* WORK INSTRUCTIONS: Copy every line below that has the word "screenshot" in it.

Data items:

◇ ◇ ◇ ◇

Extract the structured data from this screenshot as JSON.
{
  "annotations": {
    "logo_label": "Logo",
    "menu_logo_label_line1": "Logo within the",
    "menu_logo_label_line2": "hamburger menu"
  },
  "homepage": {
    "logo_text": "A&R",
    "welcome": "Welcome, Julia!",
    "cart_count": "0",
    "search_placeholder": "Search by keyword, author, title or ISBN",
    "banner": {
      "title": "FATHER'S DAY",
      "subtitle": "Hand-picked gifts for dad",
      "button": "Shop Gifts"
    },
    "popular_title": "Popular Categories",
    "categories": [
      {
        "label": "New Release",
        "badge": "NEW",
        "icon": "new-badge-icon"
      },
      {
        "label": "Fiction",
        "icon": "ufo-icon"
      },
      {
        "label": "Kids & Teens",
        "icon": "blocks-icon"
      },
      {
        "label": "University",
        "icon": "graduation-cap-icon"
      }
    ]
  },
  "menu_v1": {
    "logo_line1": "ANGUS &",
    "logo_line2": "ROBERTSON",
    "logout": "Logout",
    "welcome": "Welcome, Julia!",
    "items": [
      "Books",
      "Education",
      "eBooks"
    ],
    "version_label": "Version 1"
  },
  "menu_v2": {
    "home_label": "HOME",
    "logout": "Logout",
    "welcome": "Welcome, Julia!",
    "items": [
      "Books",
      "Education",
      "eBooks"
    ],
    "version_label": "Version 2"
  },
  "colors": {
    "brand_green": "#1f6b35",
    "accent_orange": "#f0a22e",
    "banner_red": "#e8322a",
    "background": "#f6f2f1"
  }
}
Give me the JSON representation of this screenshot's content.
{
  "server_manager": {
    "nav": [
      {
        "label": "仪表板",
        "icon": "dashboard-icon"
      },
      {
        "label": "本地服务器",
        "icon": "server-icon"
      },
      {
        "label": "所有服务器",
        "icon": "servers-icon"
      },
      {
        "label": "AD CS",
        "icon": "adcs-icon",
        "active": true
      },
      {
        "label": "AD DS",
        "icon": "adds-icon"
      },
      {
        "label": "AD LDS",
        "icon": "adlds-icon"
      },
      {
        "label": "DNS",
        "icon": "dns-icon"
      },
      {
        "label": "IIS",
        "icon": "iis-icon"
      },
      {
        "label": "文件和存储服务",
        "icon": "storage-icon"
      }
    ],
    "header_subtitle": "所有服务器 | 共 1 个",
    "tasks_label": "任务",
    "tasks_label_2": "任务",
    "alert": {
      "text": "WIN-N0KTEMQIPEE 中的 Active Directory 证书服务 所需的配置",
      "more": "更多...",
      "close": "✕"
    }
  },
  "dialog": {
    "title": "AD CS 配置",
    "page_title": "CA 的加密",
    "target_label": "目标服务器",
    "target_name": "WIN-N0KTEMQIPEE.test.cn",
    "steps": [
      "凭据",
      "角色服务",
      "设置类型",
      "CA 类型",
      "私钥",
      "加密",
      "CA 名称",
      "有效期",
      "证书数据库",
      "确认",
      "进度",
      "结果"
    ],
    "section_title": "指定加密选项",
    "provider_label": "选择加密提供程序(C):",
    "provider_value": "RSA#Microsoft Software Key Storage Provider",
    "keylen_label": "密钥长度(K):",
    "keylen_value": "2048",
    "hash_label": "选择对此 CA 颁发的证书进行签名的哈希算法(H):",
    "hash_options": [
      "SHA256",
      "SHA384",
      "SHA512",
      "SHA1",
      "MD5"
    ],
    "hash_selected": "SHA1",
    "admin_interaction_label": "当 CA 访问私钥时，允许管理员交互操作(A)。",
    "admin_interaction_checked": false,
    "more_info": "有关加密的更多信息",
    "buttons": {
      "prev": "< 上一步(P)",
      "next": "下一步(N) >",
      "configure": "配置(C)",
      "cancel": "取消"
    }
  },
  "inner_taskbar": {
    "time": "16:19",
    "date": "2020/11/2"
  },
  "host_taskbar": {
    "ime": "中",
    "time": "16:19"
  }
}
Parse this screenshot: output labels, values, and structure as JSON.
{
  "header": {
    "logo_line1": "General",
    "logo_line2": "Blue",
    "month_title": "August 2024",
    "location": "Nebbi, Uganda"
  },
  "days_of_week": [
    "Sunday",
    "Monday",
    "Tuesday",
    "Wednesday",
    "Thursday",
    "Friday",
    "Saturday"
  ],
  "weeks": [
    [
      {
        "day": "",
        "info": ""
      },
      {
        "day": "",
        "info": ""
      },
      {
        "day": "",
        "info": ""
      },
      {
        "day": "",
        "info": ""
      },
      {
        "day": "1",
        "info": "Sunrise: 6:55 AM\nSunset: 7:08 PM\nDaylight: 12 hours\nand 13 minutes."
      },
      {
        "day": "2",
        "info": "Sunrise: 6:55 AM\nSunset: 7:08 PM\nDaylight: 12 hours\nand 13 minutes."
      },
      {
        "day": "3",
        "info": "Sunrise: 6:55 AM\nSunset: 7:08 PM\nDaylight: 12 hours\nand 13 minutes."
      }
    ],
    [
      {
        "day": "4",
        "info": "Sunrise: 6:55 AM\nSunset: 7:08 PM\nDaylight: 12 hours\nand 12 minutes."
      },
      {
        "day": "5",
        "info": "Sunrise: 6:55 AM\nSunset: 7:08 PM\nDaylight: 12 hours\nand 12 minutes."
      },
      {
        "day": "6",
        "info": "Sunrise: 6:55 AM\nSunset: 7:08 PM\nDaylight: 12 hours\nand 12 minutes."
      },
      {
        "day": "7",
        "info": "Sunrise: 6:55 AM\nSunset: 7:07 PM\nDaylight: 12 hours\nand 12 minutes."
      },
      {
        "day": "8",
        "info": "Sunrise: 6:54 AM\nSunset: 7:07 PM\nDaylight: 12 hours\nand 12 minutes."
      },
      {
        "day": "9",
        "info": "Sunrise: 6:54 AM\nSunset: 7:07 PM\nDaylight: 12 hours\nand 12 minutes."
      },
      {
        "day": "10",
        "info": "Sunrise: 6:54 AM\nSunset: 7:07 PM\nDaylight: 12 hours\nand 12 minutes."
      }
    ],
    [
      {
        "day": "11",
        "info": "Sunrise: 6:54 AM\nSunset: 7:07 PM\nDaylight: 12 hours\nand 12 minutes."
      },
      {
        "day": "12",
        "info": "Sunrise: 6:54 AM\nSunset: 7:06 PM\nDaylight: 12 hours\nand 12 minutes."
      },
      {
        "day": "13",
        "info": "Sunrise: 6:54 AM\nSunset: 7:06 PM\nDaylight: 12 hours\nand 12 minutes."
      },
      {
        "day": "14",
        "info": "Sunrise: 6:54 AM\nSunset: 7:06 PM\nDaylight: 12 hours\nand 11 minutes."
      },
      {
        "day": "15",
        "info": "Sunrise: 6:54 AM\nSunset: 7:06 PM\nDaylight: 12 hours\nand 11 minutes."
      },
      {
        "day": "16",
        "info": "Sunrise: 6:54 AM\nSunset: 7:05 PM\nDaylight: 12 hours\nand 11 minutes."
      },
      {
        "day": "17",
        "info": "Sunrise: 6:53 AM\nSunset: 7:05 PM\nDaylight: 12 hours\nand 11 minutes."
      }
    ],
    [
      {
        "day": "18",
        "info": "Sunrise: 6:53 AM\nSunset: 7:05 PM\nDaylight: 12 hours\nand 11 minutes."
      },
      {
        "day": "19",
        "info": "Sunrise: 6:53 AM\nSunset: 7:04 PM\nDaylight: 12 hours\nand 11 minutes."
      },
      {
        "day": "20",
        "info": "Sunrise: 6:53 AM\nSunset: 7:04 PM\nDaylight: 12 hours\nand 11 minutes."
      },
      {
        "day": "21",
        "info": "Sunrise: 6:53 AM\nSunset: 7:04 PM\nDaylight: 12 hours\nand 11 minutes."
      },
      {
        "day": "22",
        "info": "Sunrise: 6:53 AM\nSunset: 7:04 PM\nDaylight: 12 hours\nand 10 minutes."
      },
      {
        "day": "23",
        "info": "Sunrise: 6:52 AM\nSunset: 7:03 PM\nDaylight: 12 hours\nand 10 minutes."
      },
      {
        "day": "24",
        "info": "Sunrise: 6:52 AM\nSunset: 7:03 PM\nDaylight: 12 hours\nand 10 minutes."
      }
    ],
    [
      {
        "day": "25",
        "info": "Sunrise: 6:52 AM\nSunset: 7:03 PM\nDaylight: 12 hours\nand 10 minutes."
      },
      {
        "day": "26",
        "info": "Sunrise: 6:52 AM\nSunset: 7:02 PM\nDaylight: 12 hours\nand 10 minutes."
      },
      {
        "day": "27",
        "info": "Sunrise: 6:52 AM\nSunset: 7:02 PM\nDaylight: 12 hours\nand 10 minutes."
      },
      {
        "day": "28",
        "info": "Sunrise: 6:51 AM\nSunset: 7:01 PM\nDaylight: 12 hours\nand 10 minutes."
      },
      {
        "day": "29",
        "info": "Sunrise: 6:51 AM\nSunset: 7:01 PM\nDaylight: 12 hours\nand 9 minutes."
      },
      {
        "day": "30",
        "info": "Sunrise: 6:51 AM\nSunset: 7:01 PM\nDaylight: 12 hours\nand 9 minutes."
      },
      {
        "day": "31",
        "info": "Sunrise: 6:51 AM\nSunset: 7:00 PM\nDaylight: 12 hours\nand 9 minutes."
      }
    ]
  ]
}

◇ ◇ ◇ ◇

* ANSWER SECTION:
Extract the structured data from this screenshot as JSON.
Give me the JSON representation of this screenshot's content.
Parse this screenshot: output labels, values, and structure as JSON.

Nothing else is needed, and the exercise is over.